> _Stored entries_

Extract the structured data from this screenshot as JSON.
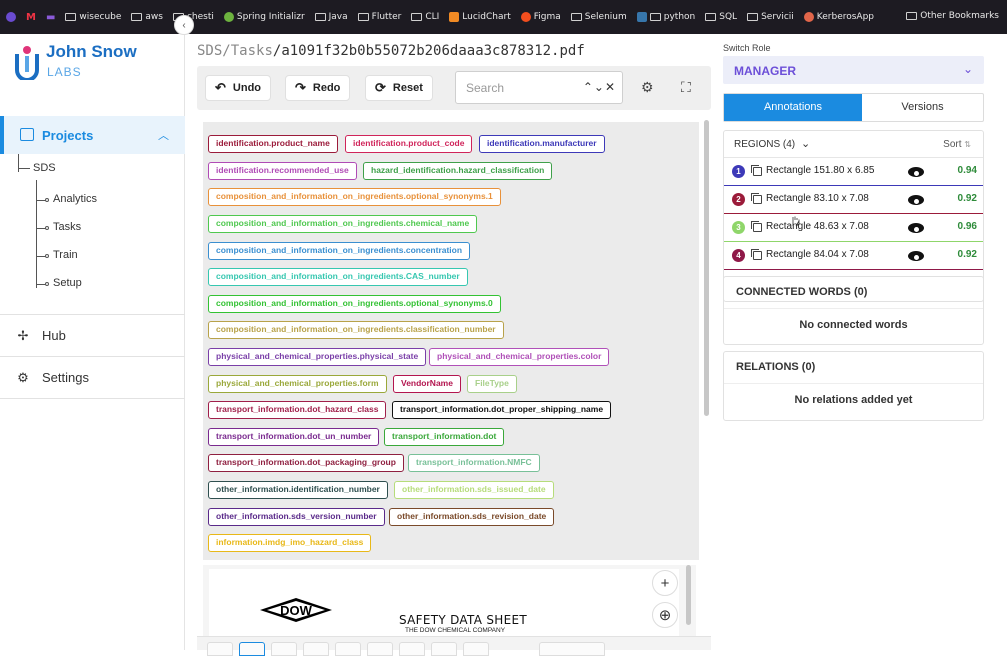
{
  "bookmarks": {
    "items": [
      "wisecube",
      "aws",
      "chesti",
      "Spring Initializr",
      "Java",
      "Flutter",
      "CLI",
      "LucidChart",
      "Figma",
      "Selenium",
      "python",
      "SQL",
      "Servicii",
      "KerberosApp"
    ],
    "other": "Other Bookmarks"
  },
  "brand": {
    "line1": "John Snow",
    "line2": "LABS"
  },
  "sidebar": {
    "projects": "Projects",
    "tree_root": "SDS",
    "tree_items": [
      "Analytics",
      "Tasks",
      "Train",
      "Setup"
    ],
    "hub": "Hub",
    "settings": "Settings"
  },
  "breadcrumb": {
    "project": "SDS",
    "sep1": "/",
    "section": "Tasks",
    "sep2": "/",
    "file": "a1091f32b0b55072b206daaa3c878312.pdf"
  },
  "toolbar": {
    "undo": "Undo",
    "redo": "Redo",
    "reset": "Reset",
    "search_placeholder": "Search",
    "search_controls": "⌃⌄✕"
  },
  "labels": [
    {
      "text": "identification.product_name",
      "color": "#9b1b3a"
    },
    {
      "text": "identification.product_code",
      "color": "#d0245a"
    },
    {
      "text": "identification.manufacturer",
      "color": "#3d39b8"
    },
    {
      "text": "identification.recommended_use",
      "color": "#b04bb5"
    },
    {
      "text": "hazard_identification.hazard_classification",
      "color": "#3fa04a"
    },
    {
      "text": "composition_and_information_on_ingredients.optional_synonyms.1",
      "color": "#e8913a"
    },
    {
      "text": "composition_and_information_on_ingredients.chemical_name",
      "color": "#4fc84f"
    },
    {
      "text": "composition_and_information_on_ingredients.concentration",
      "color": "#3a8fd0"
    },
    {
      "text": "composition_and_information_on_ingredients.CAS_number",
      "color": "#36c7b0"
    },
    {
      "text": "composition_and_information_on_ingredients.optional_synonyms.0",
      "color": "#33c233"
    },
    {
      "text": "composition_and_information_on_ingredients.classification_number",
      "color": "#b8a24a"
    },
    {
      "text": "physical_and_chemical_properties.physical_state",
      "color": "#7a3fa8"
    },
    {
      "text": "physical_and_chemical_properties.color",
      "color": "#b050b8"
    },
    {
      "text": "physical_and_chemical_properties.form",
      "color": "#9aa83a"
    },
    {
      "text": "VendorName",
      "color": "#b3154f"
    },
    {
      "text": "FileType",
      "color": "#a8d08a"
    },
    {
      "text": "transport_information.dot_hazard_class",
      "color": "#a01f4a"
    },
    {
      "text": "transport_information.dot_proper_shipping_name",
      "color": "#111111"
    },
    {
      "text": "transport_information.dot_un_number",
      "color": "#7a2a8f"
    },
    {
      "text": "transport_information.dot",
      "color": "#3aa83a"
    },
    {
      "text": "transport_information.dot_packaging_group",
      "color": "#8f2040"
    },
    {
      "text": "transport_information.NMFC",
      "color": "#78c098"
    },
    {
      "text": "other_information.identification_number",
      "color": "#2f4f4f"
    },
    {
      "text": "other_information.sds_issued_date",
      "color": "#b6dc7a"
    },
    {
      "text": "other_information.sds_version_number",
      "color": "#5a2a8a"
    },
    {
      "text": "other_information.sds_revision_date",
      "color": "#7a4a2a"
    },
    {
      "text": "information.imdg_imo_hazard_class",
      "color": "#e8b818"
    }
  ],
  "document": {
    "logo": "DOW",
    "title": "SAFETY DATA SHEET",
    "company": "THE DOW CHEMICAL COMPANY"
  },
  "zoom": {
    "in": "+",
    "fit": "⊕"
  },
  "right": {
    "switch_role_label": "Switch Role",
    "role": "MANAGER",
    "tab_annotations": "Annotations",
    "tab_versions": "Versions",
    "regions_title": "REGIONS (4)",
    "sort_label": "Sort",
    "regions": [
      {
        "num": "1",
        "name": "Rectangle 151.80 x 6.85",
        "score": "0.94",
        "color": "#3d39b8"
      },
      {
        "num": "2",
        "name": "Rectangle 83.10 x 7.08",
        "score": "0.92",
        "color": "#9b1b3a"
      },
      {
        "num": "3",
        "name": "Rectangle 48.63 x 7.08",
        "score": "0.96",
        "color": "#8fd66a"
      },
      {
        "num": "4",
        "name": "Rectangle 84.04 x 7.08",
        "score": "0.92",
        "color": "#8f1848"
      }
    ],
    "connected_title": "CONNECTED WORDS (0)",
    "connected_empty": "No connected words",
    "relations_title": "RELATIONS (0)",
    "relations_empty": "No relations added yet"
  }
}
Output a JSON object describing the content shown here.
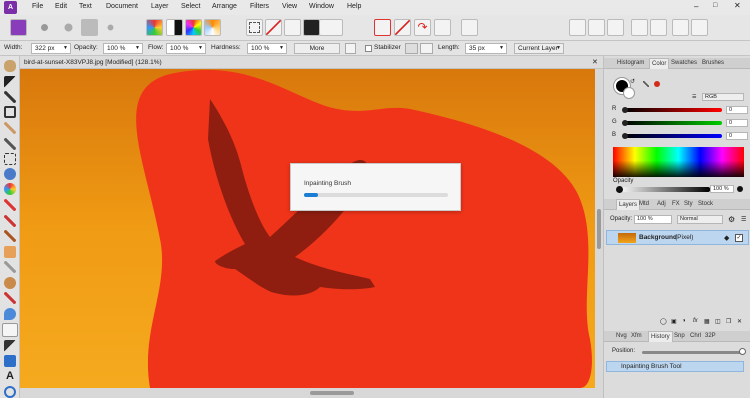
{
  "menu": [
    "File",
    "Edit",
    "Text",
    "Document",
    "Layer",
    "Select",
    "Arrange",
    "Filters",
    "View",
    "Window",
    "Help"
  ],
  "context_bar": {
    "width_label": "Width:",
    "width_value": "322 px",
    "opacity_label": "Opacity:",
    "opacity_value": "100 %",
    "flow_label": "Flow:",
    "flow_value": "100 %",
    "hardness_label": "Hardness:",
    "hardness_value": "100 %",
    "more_label": "More",
    "stabilizer_label": "Stabilizer",
    "length_label": "Length:",
    "length_value": "35 px",
    "layer_select": "Current Layer"
  },
  "document": {
    "title": "bird-at-sunset-X83VPJ8.jpg [Modified] (128.1%)"
  },
  "dialog": {
    "title": "Inpainting Brush",
    "progress": 0.1
  },
  "color_panel": {
    "tabs": [
      "Histogram",
      "Color",
      "Swatches",
      "Brushes"
    ],
    "active_tab": "Color",
    "mode": "RGB",
    "channels": [
      {
        "name": "R",
        "value": "0"
      },
      {
        "name": "G",
        "value": "0"
      },
      {
        "name": "B",
        "value": "0"
      }
    ],
    "opacity_label": "Opacity",
    "opacity_value": "100 %"
  },
  "layers_panel": {
    "tabs": [
      "Layers",
      "Mtd",
      "Adj",
      "FX",
      "Sty",
      "Stock"
    ],
    "active_tab": "Layers",
    "opacity_label": "Opacity:",
    "opacity_value": "100 %",
    "blend_mode": "Normal",
    "layers": [
      {
        "name": "Background",
        "type": "(Pixel)"
      }
    ]
  },
  "history_panel": {
    "tabs": [
      "Nvg",
      "Xfm",
      "History",
      "Snp",
      "Chrl",
      "32P"
    ],
    "active_tab": "History",
    "position_label": "Position:",
    "items": [
      "Inpainting Brush Tool"
    ]
  },
  "colors": {
    "accent": "#1a7fd4",
    "orange": "#e9930d",
    "mask": "#f0341a"
  }
}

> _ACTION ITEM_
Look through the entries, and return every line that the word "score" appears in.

> _EXERCISE RESULT_
        "score": "0.94",
        "score": "0.92",
        "score": "0.96",
        "score": "0.92",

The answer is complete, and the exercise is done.